Klaus is talking about the metric system :)

Klaus is talking about the metric system :)

In his video “Parameter Sniffing“, Klaus initially starts out by proposing a simple problem in SQL Server performance without giving the whole game away there and then. For he knows that the whole picture is rather more complicated than you would first think and is keen to give you a nice background and supporting material first in order to help you understand what is coming. What I really liked about this video, is the fact that Klaus covers an awful lot of aspects to SQL Server performance (all of which is relevant to parameter sniffing) without complicating the delivery. He gives us “the what”, “the why” and “the when” to parameter sniffing without forgetting the solution. In this video you will come away understanding a range of material from Bookmark Lookups, Clustered and Non-Clustered Index Structure, Lookups and Scans, Data Distribution, Tipping points, Query Compilation, Statistics, Troubleshooting and much more -all in 52 minutes! Very good stuff!

Moving swiftly onto his second video “Choosing the right Clustered Key” Klaus wastes absolutely no time by giving you an “it depends” statement . However it is not very long before he is demoing a scenario in which he explains one situation where “it depends” does not apply. This video is very much an excellent supporting video to the previous one and goes into further detail explaining index structure before moving onto how all of this can effect latch contention and other disadvantages if you get it all wrong! The material is very thought provoking and it really is a shame that this amount of thought usually never goes into clustered index selection. If you are looking to design a high performance OLTP environment, then this video is essential viewing.

Finally we take a look at the last video in the series “Index Impact Analysis“. This initial offering of videos would not be complete without instruction of how you can understand if you have got things right! Klaus explains the strategies you should take so that you can baseline, implement, replay and repeat (or reject) your indexing strategies and improvements. This is a very powerful video and he demos several techniques and applications that you can use to achieve these aims. He not only demonstrates existing utilities (including SQL 2012 tools), but also looks at external and third party tools.
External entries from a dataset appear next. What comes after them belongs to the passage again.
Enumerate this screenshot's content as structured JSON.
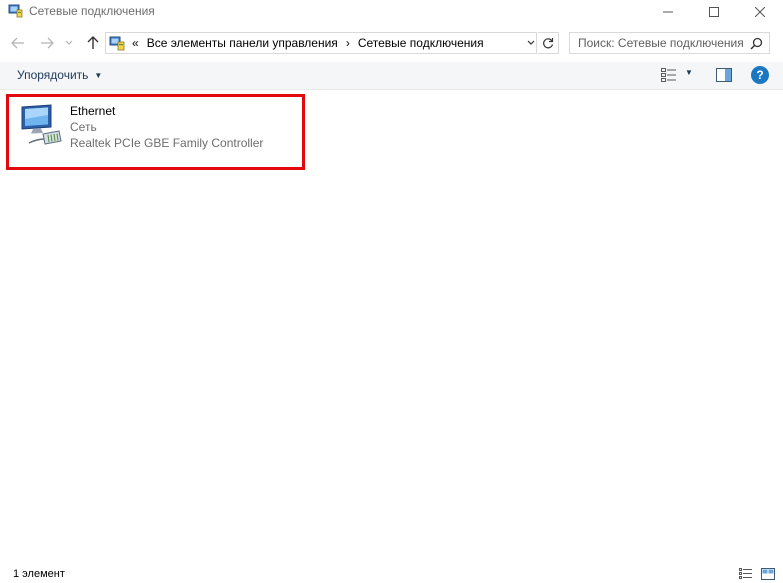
{
  "window": {
    "title": "Сетевые подключения"
  },
  "address_bar": {
    "overflow": "«",
    "crumbs": [
      "Все элементы панели управления",
      "Сетевые подключения"
    ],
    "separator": "›"
  },
  "search": {
    "placeholder": "Поиск: Сетевые подключения"
  },
  "commandbar": {
    "organize_label": "Упорядочить",
    "help_label": "?"
  },
  "items": [
    {
      "name": "Ethernet",
      "status": "Сеть",
      "device": "Realtek PCIe GBE Family Controller",
      "highlight_color": "#e3080e"
    }
  ],
  "statusbar": {
    "count": "1 элемент"
  },
  "icons": {
    "app": "network-connections-icon",
    "back": "arrow-left-icon",
    "forward": "arrow-right-icon",
    "recent": "chevron-down-icon",
    "up": "arrow-up-icon",
    "refresh": "refresh-icon",
    "search": "search-icon",
    "view": "change-view-icon",
    "pane": "preview-pane-icon",
    "help": "help-icon",
    "network_adapter": "network-adapter-icon"
  },
  "colors": {
    "accent": "#1a78c2",
    "command_text": "#1e395b",
    "highlight": "#e3080e"
  }
}
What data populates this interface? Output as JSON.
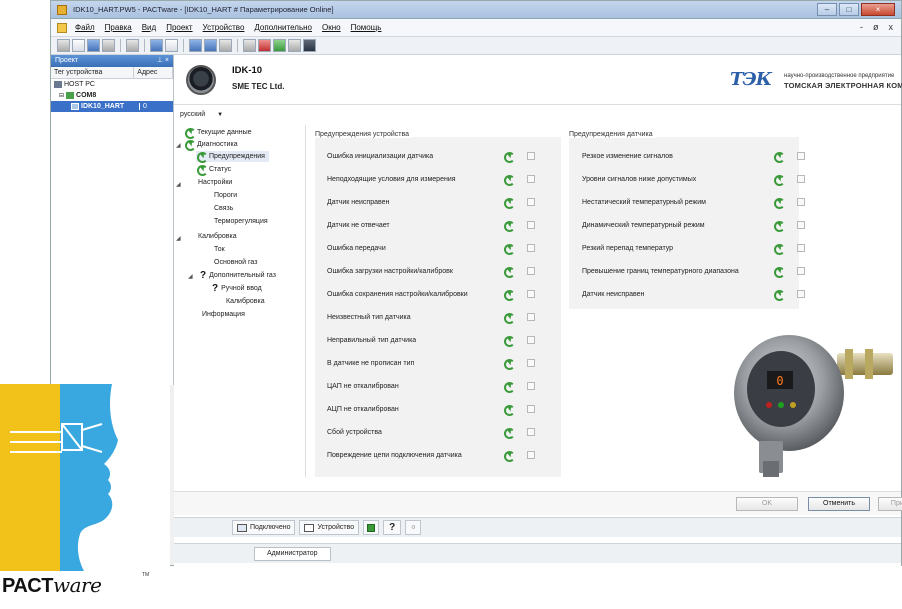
{
  "window": {
    "title": "IDK10_HART.PW5 - PACTware - [IDK10_HART # Параметрирование Online]"
  },
  "menu": {
    "items": [
      "Файл",
      "Правка",
      "Вид",
      "Проект",
      "Устройство",
      "Дополнительно",
      "Окно",
      "Помощь"
    ],
    "mdi_controls": [
      "-",
      "Ɖ",
      "x"
    ]
  },
  "project_panel": {
    "title": "Проект",
    "columns": [
      "Тег устройства",
      "Адрес"
    ],
    "tree": [
      {
        "label": "HOST PC",
        "level": 0,
        "selected": false
      },
      {
        "label": "COM8",
        "level": 1,
        "selected": false
      },
      {
        "label": "IDK10_HART",
        "level": 2,
        "selected": true,
        "address": "0"
      }
    ]
  },
  "device_header": {
    "device_name": "IDK-10",
    "manufacturer": "SME TEC Ltd.",
    "company_logo_text": "ТЭК",
    "company_line1": "научно-производственное предприятие",
    "company_line2": "ТОМСКАЯ ЭЛЕКТРОННАЯ КОМПАНИЯ"
  },
  "language": {
    "selected": "русский"
  },
  "nav_tree": {
    "items": [
      {
        "label": "Текущие данные",
        "icon": "refresh-icon"
      },
      {
        "label": "Диагностика",
        "icon": "refresh-icon"
      },
      {
        "label": "Предупреждения",
        "icon": "refresh-icon"
      },
      {
        "label": "Статус",
        "icon": "refresh-icon"
      },
      {
        "label": "Настройки",
        "icon": ""
      },
      {
        "label": "Пороги",
        "icon": ""
      },
      {
        "label": "Связь",
        "icon": ""
      },
      {
        "label": "Терморегуляция",
        "icon": ""
      },
      {
        "label": "Калибровка",
        "icon": ""
      },
      {
        "label": "Ток",
        "icon": ""
      },
      {
        "label": "Основной газ",
        "icon": ""
      },
      {
        "label": "Дополнительный газ",
        "icon": "question-icon"
      },
      {
        "label": "Ручной ввод",
        "icon": "question-icon"
      },
      {
        "label": "Калибровка",
        "icon": ""
      },
      {
        "label": "Информация",
        "icon": ""
      }
    ]
  },
  "device_warnings": {
    "title": "Предупреждения устройства",
    "rows": [
      "Ошибка инициализации датчика",
      "Неподходящие условия для измерения",
      "Датчик неисправен",
      "Датчик не отвечает",
      "Ошибка передачи",
      "Ошибка загрузки настройки/калибровк",
      "Ошибка сохранения настройки/калибровки",
      "Неизвестный тип датчика",
      "Неправильный тип датчика",
      "В датчике не прописан тип",
      "ЦАП не откалиброван",
      "АЦП не откалиброван",
      "Сбой устройства",
      "Повреждение цепи подключения датчика"
    ]
  },
  "sensor_warnings": {
    "title": "Предупреждения датчика",
    "rows": [
      "Резкое изменение сигналов",
      "Уровни сигналов ниже допустимых",
      "Нестатический температурный режим",
      "Динамический температурный режим",
      "Резкий перепад температур",
      "Превышение границ температурного диапазона",
      "Датчик неисправен"
    ]
  },
  "buttons": {
    "ok": "OK",
    "cancel": "Отменить",
    "apply": "Применить"
  },
  "status_bar": {
    "connected": "Подключено",
    "device": "Устройство"
  },
  "user_bar": {
    "role": "Администратор"
  },
  "brand": {
    "name_bold": "PACT",
    "name_italic": "ware",
    "tm": "TM"
  },
  "colors": {
    "accent_green": "#3a9a3a",
    "selection_blue": "#3a70c8",
    "brand_blue": "#2b5fa8",
    "logo_yellow": "#f2c21a",
    "logo_cyan": "#3aa8e0"
  }
}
I was very pleased to see that rather than reuse one of the tools he demoed in his “Choosing the right Clustered Key” video he demonstrates others instead. By doing so, Klaus is cleverly delivering the largest amount of knowledge possible in the time given.

In summary, I very much enjoyed watching these videos and think that they are an excellent start to his Academy. I watched them very much from the perspective of whether the videos would be suitable for MCM level candidates or whether they would be suitable for SQL Server beginners. I think Klaus has targeted them perfectly. If you are completely new to SQL Server you may struggle, however if you are a junior or mid level DBA, the material is explained in such a methodical and cleverly paced fashion that you will not be left behind. MCM level candidates will also get a lot from them since some of the material will re-enforce much of the information you should already know, but will also fill in many of the gaps.

Well done Klaus!

Posted in sql, performance, parallelism, SQLServerPedia Syndication, personaldevelopment, Concurrency, SQLPassion, Training | Leave a comment